Start of INPUT FOR THIS TASK

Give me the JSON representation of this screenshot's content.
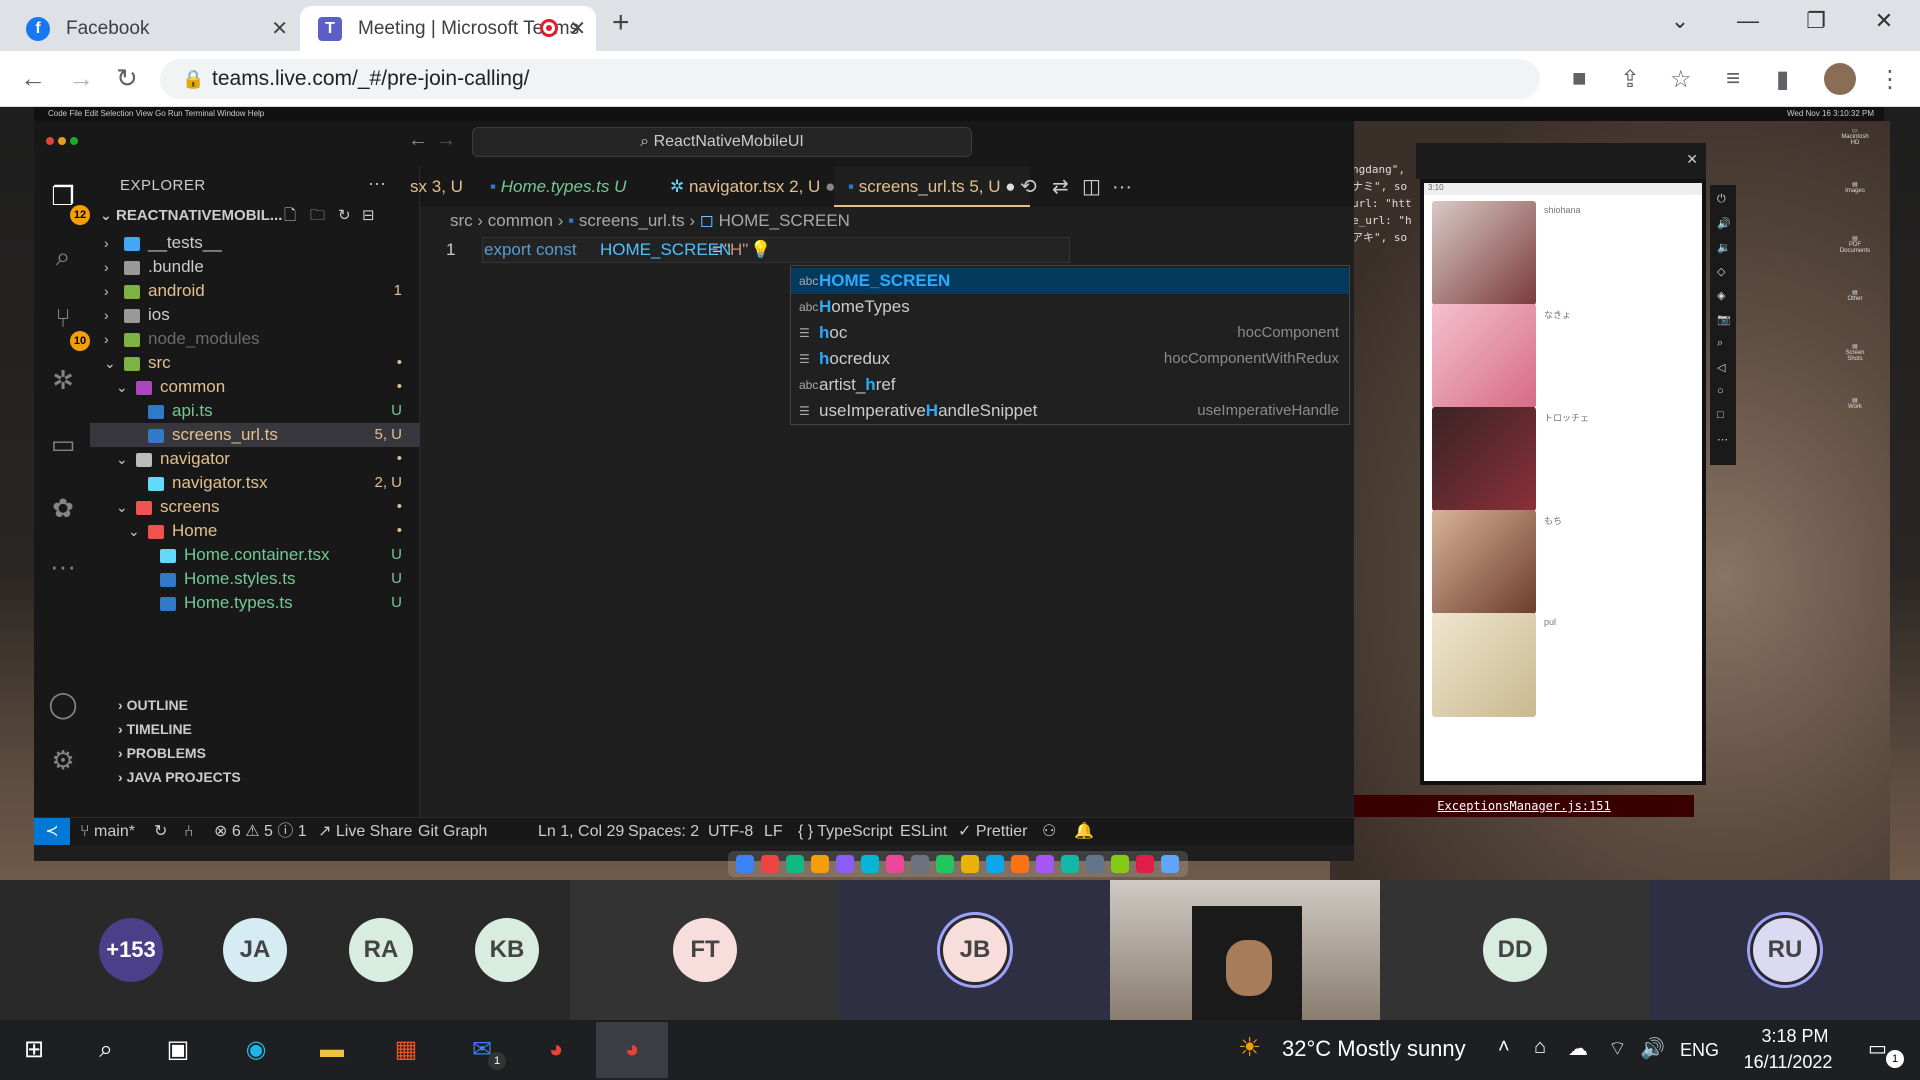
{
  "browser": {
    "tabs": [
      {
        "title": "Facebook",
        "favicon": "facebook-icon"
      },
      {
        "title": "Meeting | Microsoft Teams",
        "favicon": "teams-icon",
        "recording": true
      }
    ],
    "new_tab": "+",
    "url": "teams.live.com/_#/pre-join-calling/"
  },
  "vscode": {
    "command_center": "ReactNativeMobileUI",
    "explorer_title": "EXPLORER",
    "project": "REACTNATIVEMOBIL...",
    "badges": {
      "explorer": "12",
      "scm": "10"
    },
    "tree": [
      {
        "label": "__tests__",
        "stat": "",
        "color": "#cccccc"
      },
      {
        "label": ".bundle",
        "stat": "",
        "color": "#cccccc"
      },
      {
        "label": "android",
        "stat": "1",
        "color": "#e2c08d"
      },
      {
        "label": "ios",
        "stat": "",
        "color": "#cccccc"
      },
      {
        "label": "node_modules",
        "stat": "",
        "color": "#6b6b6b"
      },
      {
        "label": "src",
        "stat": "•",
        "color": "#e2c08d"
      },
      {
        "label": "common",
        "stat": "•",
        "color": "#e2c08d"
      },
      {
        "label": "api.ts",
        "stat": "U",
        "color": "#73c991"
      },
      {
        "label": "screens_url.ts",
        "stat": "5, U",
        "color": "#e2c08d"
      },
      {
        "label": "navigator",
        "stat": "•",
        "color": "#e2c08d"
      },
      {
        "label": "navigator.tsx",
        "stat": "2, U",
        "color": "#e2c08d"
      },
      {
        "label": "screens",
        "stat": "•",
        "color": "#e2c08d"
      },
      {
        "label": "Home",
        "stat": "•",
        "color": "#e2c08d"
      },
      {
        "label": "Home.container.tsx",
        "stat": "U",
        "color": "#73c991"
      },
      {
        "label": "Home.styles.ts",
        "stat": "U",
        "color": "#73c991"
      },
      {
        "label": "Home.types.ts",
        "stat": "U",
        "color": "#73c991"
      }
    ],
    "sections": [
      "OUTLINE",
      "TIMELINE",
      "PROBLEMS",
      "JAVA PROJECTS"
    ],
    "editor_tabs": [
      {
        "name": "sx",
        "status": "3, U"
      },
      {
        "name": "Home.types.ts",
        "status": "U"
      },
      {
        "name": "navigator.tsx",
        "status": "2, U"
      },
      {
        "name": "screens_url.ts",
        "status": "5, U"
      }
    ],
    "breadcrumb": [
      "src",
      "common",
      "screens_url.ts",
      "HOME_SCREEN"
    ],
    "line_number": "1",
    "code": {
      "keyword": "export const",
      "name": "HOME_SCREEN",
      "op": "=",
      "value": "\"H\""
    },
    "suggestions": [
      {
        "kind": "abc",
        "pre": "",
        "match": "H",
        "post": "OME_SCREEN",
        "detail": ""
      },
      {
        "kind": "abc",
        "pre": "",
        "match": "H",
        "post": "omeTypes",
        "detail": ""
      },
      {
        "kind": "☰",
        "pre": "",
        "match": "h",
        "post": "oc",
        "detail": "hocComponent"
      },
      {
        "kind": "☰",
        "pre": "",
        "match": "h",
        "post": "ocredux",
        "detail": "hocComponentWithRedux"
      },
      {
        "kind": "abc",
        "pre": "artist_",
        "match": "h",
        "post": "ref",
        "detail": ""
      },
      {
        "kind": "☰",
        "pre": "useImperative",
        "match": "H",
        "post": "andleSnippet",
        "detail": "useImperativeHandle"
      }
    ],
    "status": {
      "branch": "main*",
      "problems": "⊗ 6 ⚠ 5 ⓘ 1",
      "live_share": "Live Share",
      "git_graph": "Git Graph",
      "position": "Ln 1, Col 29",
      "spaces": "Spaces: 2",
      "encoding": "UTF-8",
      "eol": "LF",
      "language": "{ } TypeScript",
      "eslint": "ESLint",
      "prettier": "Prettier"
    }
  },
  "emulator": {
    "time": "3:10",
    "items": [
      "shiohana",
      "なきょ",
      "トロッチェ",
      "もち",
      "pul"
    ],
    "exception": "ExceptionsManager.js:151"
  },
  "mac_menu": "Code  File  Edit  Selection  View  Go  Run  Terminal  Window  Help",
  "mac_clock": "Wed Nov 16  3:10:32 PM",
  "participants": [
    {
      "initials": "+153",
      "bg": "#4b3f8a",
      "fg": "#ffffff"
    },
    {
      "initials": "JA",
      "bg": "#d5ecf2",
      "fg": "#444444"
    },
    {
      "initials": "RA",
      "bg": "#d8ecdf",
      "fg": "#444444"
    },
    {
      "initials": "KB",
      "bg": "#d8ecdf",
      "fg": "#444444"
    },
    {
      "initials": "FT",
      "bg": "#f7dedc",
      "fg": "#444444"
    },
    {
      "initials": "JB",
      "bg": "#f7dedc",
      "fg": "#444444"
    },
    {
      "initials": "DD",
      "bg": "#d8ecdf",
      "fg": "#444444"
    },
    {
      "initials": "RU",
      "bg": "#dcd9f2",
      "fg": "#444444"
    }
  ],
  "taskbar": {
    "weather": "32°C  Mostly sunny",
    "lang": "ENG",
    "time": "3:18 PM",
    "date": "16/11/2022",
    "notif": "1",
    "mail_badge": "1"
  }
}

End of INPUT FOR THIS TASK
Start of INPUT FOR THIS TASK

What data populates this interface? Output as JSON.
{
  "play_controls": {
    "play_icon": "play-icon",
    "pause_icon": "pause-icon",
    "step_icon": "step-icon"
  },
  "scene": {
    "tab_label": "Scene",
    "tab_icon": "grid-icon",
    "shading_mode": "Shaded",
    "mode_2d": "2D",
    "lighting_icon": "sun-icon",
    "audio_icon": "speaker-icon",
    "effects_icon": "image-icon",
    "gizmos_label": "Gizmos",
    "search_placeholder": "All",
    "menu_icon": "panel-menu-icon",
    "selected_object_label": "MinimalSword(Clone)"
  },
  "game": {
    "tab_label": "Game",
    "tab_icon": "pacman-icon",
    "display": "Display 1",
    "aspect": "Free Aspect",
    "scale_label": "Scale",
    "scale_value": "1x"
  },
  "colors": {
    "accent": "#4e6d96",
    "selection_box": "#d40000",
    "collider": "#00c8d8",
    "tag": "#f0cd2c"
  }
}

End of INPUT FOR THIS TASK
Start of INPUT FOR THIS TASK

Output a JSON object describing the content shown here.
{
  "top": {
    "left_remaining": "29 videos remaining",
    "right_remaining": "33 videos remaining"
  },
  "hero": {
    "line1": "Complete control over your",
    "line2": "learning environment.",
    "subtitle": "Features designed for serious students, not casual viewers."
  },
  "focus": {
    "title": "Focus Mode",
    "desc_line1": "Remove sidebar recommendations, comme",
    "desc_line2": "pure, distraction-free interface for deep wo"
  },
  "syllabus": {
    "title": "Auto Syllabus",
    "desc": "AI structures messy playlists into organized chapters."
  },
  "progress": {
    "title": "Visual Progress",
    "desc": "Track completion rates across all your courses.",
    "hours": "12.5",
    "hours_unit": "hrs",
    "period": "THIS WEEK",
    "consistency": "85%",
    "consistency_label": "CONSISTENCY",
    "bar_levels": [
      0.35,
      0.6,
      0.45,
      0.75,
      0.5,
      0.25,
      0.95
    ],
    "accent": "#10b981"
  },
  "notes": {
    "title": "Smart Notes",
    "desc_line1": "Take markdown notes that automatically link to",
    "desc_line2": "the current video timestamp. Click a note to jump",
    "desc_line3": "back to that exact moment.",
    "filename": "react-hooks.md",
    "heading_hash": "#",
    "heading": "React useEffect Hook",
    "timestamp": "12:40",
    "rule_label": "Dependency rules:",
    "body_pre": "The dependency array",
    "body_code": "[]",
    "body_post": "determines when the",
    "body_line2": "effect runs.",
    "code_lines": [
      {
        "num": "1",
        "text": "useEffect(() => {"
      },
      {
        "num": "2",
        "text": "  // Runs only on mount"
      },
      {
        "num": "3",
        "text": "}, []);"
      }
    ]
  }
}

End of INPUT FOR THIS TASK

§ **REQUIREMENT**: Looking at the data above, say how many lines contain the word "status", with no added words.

§ **SOLUTION BELOW**: 5